RIGA — Latvia's former junta leader Viktors Alksnis, winner of the parliamentary elections last August, has announced that the formation of a new government has come to a conclusion. Presumably queen Valentina will take the oath from the new ministers next Monday. The new government is a coalition of three parties: Alksnis' own People's Movement for the Kingdom (TKK), the conservative Agrarian Union (ZS), and the joint caucus of the Latvian National Party (LNP) and the Christian-Democratic Union (KDS).
Immediately after the elections, Alksnis had announced a quick formation that would not take more than a month, but finally he needed no less than fifty-one days. "This is not the first promise that Alksnis broke, and probably not the last one either", commented opposition leader Osvalds Talmanis.
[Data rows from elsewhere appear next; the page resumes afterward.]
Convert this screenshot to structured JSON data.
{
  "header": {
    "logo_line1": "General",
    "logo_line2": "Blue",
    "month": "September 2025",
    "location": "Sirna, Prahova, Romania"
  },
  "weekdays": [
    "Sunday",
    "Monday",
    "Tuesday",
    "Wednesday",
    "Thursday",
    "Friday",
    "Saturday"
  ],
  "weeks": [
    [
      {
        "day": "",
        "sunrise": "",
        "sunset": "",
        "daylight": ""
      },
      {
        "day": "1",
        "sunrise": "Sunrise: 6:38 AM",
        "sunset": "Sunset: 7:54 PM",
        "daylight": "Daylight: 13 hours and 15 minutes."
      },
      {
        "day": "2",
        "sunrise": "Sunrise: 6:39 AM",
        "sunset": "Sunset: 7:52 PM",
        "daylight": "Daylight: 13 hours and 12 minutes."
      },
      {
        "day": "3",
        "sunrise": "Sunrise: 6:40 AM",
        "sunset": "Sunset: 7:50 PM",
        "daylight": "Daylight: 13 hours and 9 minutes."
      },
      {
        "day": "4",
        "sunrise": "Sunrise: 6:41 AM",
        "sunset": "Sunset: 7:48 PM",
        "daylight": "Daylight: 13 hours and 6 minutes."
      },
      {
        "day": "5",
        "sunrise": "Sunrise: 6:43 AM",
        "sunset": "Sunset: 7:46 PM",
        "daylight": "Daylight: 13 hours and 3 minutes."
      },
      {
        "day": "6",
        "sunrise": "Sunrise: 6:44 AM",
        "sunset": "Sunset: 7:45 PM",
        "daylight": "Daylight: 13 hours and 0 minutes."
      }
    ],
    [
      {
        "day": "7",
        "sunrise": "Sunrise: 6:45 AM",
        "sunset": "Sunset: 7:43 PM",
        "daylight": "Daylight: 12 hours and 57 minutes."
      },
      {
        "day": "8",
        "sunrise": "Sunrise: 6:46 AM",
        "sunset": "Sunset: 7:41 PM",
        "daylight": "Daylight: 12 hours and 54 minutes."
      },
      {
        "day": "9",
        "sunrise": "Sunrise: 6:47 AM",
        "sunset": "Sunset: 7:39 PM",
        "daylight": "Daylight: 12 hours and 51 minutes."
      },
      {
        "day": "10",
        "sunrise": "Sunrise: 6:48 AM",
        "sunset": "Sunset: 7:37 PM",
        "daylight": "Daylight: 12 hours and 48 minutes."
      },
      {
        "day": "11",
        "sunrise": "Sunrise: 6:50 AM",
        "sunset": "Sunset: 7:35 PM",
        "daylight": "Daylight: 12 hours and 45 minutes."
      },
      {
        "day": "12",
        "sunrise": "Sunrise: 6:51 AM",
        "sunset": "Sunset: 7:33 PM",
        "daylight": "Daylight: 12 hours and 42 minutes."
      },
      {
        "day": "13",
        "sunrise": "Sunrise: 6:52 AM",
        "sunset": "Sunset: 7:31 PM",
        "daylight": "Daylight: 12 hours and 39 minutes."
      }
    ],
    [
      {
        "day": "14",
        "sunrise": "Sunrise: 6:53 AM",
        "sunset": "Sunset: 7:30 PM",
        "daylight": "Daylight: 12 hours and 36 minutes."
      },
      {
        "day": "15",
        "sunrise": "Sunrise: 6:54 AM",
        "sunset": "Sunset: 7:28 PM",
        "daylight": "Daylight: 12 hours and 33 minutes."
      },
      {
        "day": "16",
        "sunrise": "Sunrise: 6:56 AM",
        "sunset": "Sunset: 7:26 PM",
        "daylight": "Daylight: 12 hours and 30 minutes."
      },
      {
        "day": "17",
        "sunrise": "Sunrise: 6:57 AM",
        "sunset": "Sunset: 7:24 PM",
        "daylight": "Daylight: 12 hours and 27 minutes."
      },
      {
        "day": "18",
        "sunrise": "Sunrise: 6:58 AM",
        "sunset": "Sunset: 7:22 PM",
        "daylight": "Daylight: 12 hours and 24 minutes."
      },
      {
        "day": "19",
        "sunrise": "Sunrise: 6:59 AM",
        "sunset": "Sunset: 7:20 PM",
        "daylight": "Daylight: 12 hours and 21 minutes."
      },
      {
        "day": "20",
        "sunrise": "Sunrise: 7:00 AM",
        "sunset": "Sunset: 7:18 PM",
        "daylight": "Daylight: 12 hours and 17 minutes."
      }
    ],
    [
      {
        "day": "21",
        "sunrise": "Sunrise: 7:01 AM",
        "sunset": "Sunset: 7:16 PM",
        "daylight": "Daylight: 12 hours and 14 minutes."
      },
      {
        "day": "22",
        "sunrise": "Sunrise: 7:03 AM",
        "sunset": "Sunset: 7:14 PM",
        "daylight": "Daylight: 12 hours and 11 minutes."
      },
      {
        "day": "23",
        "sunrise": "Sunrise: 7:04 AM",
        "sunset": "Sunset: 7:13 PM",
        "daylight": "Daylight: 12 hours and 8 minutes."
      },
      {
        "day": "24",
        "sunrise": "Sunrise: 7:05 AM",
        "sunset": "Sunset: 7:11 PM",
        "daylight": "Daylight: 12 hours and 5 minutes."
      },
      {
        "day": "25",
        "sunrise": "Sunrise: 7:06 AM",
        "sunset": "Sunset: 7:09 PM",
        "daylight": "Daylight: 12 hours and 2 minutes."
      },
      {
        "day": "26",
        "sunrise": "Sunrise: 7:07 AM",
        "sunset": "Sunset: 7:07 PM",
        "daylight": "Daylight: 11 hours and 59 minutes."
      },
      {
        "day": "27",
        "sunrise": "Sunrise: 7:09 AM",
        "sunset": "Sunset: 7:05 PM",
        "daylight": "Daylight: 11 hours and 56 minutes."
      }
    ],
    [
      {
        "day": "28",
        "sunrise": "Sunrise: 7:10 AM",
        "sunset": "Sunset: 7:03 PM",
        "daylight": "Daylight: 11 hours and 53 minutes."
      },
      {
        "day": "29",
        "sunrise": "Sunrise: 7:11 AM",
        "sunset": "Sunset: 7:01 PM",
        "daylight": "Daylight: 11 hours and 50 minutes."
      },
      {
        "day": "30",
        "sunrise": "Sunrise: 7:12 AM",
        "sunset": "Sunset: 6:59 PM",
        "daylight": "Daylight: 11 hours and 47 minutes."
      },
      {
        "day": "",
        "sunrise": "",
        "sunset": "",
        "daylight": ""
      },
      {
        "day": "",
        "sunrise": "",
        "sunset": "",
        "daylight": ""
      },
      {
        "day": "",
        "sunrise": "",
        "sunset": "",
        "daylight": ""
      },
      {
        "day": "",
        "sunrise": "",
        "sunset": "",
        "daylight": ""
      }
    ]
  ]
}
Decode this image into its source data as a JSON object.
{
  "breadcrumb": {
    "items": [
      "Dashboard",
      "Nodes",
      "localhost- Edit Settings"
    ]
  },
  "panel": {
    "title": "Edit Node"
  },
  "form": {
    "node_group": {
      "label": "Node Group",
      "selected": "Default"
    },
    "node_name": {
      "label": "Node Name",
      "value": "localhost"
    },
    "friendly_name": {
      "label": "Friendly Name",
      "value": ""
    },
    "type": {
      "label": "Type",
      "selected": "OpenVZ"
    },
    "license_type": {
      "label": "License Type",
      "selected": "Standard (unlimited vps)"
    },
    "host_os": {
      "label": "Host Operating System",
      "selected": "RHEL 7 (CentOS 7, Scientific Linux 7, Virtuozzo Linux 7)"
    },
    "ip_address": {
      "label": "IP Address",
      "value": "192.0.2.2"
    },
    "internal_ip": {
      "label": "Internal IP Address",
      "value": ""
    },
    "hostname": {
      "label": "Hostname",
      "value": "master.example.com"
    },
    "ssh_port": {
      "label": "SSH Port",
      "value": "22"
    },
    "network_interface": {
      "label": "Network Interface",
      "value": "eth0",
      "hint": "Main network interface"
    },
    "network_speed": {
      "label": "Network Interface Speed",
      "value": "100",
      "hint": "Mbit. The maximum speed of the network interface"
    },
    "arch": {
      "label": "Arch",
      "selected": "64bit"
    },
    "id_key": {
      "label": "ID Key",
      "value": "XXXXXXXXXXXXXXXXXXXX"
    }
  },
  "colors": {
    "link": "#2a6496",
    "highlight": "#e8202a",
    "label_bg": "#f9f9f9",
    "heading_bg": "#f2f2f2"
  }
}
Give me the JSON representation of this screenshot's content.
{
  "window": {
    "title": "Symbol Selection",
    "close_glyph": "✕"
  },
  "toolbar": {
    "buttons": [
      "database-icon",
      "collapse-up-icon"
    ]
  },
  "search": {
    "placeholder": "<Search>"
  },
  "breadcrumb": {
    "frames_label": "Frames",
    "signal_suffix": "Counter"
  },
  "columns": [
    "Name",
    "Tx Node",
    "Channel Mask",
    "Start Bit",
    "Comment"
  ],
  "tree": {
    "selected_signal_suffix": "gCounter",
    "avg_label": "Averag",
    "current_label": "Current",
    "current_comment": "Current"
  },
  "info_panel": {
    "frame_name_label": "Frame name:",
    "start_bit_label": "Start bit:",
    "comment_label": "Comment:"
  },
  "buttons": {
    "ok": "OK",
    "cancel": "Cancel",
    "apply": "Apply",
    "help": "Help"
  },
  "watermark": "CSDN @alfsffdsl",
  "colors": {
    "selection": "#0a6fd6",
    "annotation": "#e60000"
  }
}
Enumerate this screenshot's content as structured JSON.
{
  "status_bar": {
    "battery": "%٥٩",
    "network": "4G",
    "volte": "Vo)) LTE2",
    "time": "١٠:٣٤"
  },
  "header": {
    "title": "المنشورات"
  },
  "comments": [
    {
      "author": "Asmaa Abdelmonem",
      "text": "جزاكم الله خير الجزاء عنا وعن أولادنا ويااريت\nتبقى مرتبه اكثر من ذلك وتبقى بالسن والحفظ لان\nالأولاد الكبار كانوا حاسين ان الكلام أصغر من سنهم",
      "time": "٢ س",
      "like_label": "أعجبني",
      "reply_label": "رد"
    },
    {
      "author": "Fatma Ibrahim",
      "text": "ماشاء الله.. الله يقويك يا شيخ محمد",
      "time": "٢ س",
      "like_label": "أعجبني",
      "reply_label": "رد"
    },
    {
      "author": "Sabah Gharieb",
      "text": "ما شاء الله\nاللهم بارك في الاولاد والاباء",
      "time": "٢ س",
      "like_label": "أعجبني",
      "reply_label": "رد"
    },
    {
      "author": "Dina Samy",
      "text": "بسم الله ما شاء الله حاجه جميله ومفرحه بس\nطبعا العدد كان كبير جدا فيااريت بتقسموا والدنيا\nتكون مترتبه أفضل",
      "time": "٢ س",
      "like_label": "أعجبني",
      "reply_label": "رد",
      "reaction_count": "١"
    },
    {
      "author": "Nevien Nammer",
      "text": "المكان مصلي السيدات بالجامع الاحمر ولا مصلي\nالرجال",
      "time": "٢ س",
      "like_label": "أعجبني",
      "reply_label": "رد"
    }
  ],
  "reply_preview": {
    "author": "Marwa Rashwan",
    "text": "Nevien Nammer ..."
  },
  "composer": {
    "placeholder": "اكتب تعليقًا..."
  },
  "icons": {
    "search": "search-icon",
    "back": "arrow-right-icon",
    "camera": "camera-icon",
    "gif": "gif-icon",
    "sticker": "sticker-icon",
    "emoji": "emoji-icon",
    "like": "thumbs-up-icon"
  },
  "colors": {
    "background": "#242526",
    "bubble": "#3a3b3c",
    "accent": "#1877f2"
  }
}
In the meantime, nobody knows exactly why it took Alksnis so long. Analysts offer different explanations: either the ZS made higher demands than Alksnis was prepared to meet, or the LNP-KDS simply used the fact, that DKK and ZS together had only 50 seats – not enough for a parliamentary majority – to make the negotiations harder than Alksnis had anticipated.
Nevertheless, Alksnis has all reasons to be satisfied: his own TKK will provide eight out of seventeen ministers, including Alksnis himself as prime minister and most of the so-called "power ministers" (interior, defense, justice, finance). The leaders of the other two coalition parties, Raivis Špons (ZS) and Austris Evers (LNP-KDS), become minister of foreign affairs and social affairs respectively. Particularly remarkable are the appointments of Peteris Petersons, former attorney-general during the years under snorist rule, as minister of justice, and of ex-junta member general Tarivaldis Rosenbergs as minister of defense.